> _To do_:
Leaving out only the pictures, write out all the entries exactly.

> _Data section_:
####

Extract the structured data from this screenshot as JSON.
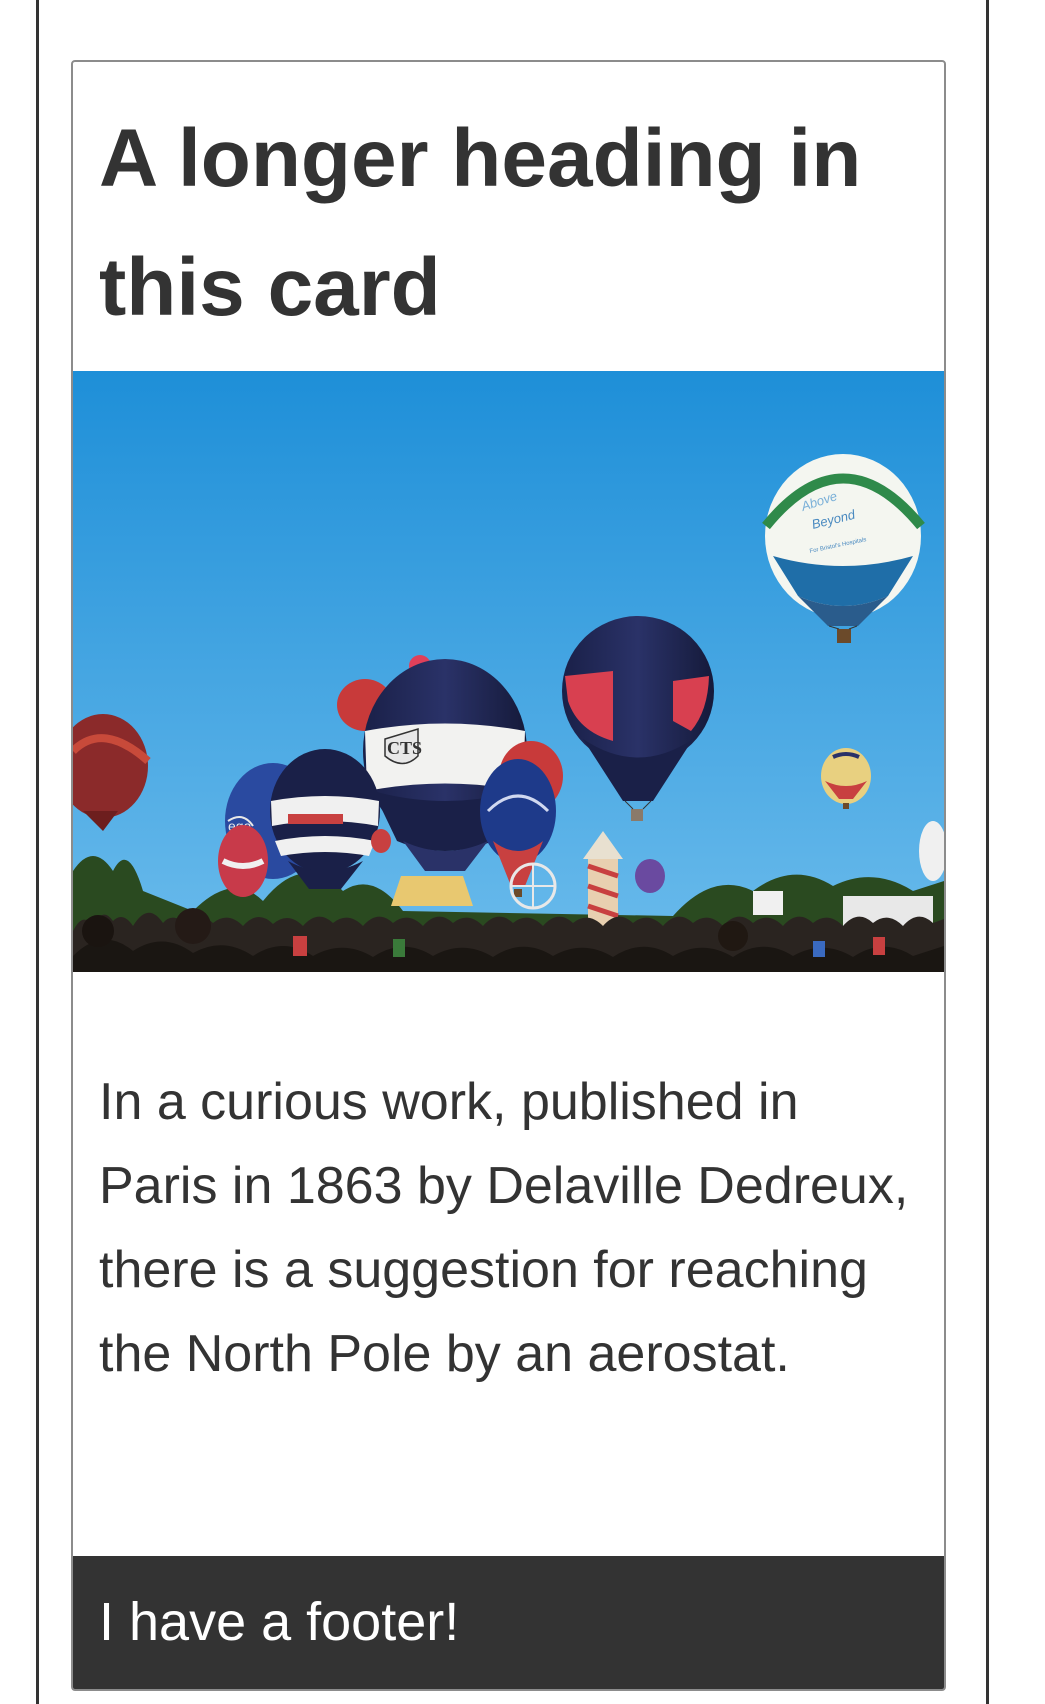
{
  "card": {
    "heading": "A longer heading in this card",
    "image_alt": "Hot air balloons over a crowd at a festival",
    "body": "In a curious work, published in Paris in 1863 by Delaville Dedreux, there is a suggestion for reaching the North Pole by an aerostat.",
    "footer": "I have a footer!"
  },
  "image_text": {
    "balloon_brand_1": "Above",
    "balloon_brand_2": "Beyond",
    "balloon_sub": "For Bristol's Hospitals",
    "balloon_cts": "CTS",
    "balloon_left": "ega"
  },
  "colors": {
    "text": "#333333",
    "footer_bg": "#333333",
    "footer_text": "#ffffff",
    "card_border": "#8c8c8c",
    "sky_top": "#1e8fd8",
    "sky_bottom": "#67b9ec"
  }
}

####

> _Answer to this task_:
Extract the structured data from this screenshot as JSON.
{
  "card": {
    "heading": "A longer heading in this card",
    "image_alt": "Hot air balloons over a crowd at a festival",
    "body": "In a curious work, published in Paris in 1863 by Delaville Dedreux, there is a suggestion for reaching the North Pole by an aerostat.",
    "footer": "I have a footer!"
  },
  "image_text": {
    "balloon_brand_1": "Above",
    "balloon_brand_2": "Beyond",
    "balloon_sub": "For Bristol's Hospitals",
    "balloon_cts": "CTS",
    "balloon_left": "ega"
  },
  "colors": {
    "text": "#333333",
    "footer_bg": "#333333",
    "footer_text": "#ffffff",
    "card_border": "#8c8c8c",
    "sky_top": "#1e8fd8",
    "sky_bottom": "#67b9ec"
  }
}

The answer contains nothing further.